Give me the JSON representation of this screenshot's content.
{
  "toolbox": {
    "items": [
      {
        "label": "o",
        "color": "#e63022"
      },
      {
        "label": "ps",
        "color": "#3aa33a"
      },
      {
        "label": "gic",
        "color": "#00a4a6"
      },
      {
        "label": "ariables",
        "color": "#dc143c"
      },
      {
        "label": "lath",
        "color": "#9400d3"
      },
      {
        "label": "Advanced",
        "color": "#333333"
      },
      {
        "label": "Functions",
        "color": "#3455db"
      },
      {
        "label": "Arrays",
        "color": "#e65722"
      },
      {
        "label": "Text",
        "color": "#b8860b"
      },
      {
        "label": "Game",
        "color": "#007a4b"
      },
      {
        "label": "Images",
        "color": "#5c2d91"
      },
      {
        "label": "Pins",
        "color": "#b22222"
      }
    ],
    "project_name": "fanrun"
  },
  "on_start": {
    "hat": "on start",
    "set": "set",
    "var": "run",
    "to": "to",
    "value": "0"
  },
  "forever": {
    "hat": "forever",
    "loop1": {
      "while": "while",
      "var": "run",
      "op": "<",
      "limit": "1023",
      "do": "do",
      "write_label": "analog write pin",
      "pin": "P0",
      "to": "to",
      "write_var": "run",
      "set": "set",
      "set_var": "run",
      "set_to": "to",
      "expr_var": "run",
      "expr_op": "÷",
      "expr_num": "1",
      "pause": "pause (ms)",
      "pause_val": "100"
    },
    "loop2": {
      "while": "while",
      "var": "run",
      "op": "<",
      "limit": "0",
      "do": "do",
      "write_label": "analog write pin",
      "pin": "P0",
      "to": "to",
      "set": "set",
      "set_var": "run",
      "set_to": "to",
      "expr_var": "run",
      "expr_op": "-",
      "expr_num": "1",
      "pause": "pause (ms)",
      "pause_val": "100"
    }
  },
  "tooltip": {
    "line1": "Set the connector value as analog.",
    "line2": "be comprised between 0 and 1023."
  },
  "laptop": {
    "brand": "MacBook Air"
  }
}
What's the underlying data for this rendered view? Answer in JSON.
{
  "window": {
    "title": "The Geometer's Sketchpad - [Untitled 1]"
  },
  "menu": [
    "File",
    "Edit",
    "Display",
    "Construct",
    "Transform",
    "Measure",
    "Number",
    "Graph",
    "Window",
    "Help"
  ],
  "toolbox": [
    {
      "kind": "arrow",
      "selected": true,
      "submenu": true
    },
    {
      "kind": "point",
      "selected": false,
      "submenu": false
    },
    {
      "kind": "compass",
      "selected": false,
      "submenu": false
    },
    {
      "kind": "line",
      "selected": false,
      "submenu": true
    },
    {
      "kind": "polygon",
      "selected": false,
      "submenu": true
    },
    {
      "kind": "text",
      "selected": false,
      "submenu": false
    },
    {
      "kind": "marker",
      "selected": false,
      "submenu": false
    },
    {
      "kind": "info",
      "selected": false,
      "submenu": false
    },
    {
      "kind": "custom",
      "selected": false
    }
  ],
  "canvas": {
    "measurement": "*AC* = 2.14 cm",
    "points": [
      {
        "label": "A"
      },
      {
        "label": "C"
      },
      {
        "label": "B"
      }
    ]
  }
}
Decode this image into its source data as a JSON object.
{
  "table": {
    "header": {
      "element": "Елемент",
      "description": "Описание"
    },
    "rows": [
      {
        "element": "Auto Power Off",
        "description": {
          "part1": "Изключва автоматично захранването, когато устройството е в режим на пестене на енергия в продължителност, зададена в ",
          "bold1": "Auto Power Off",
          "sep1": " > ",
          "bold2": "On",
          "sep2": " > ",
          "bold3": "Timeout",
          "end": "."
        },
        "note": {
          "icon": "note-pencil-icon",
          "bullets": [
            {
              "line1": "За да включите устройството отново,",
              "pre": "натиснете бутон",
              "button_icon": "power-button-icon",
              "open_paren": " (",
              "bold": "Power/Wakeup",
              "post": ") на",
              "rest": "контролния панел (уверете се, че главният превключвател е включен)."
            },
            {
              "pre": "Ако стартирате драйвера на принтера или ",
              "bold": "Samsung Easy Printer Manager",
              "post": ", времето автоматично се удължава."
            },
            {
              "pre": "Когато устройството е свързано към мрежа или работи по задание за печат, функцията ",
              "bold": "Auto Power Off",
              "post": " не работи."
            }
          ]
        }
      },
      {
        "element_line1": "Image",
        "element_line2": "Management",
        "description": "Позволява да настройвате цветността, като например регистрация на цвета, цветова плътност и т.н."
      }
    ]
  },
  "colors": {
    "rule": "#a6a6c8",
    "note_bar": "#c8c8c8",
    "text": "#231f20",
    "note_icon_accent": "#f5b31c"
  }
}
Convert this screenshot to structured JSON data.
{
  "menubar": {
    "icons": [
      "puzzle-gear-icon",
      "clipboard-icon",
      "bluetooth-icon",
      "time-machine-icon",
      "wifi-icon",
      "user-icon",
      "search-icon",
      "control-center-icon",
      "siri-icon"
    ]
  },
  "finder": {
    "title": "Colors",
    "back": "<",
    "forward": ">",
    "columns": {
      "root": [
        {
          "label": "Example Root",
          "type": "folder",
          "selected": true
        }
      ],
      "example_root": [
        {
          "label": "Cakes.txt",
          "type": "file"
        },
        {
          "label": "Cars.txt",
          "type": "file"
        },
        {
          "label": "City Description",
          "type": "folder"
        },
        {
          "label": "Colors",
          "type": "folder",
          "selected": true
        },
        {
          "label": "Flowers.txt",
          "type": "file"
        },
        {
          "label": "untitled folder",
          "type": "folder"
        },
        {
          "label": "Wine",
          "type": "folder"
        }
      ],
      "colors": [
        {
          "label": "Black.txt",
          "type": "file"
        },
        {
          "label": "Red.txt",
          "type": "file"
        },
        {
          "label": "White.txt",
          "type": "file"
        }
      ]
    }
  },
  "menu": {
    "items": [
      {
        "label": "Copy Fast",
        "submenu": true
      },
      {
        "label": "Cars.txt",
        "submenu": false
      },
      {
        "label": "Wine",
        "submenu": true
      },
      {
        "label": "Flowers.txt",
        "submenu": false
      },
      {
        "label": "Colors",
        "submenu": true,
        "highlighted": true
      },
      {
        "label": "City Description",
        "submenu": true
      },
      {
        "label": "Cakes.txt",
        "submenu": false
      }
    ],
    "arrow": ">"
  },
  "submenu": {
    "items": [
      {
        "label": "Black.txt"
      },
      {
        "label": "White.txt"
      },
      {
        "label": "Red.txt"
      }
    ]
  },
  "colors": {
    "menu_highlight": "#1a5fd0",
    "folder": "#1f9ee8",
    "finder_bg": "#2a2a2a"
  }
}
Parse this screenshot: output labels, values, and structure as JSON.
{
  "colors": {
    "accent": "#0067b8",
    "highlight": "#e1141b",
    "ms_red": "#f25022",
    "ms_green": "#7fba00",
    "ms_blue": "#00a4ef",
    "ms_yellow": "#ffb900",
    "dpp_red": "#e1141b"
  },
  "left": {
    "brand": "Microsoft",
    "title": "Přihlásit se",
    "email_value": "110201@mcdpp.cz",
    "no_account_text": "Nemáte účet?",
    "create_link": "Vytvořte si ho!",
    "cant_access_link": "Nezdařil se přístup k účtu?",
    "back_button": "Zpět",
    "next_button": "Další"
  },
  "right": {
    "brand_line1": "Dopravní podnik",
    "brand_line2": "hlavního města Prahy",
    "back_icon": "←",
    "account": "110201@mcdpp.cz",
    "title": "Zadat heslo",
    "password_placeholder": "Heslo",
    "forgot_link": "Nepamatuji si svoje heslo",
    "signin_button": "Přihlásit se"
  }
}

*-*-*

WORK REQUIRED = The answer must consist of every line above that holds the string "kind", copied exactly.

SOLUTION BELOW =
      "kind": "arrow",
      "kind": "point",
      "kind": "compass",
      "kind": "line",
      "kind": "polygon",
      "kind": "text",
      "kind": "marker",
      "kind": "info",
      "kind": "custom",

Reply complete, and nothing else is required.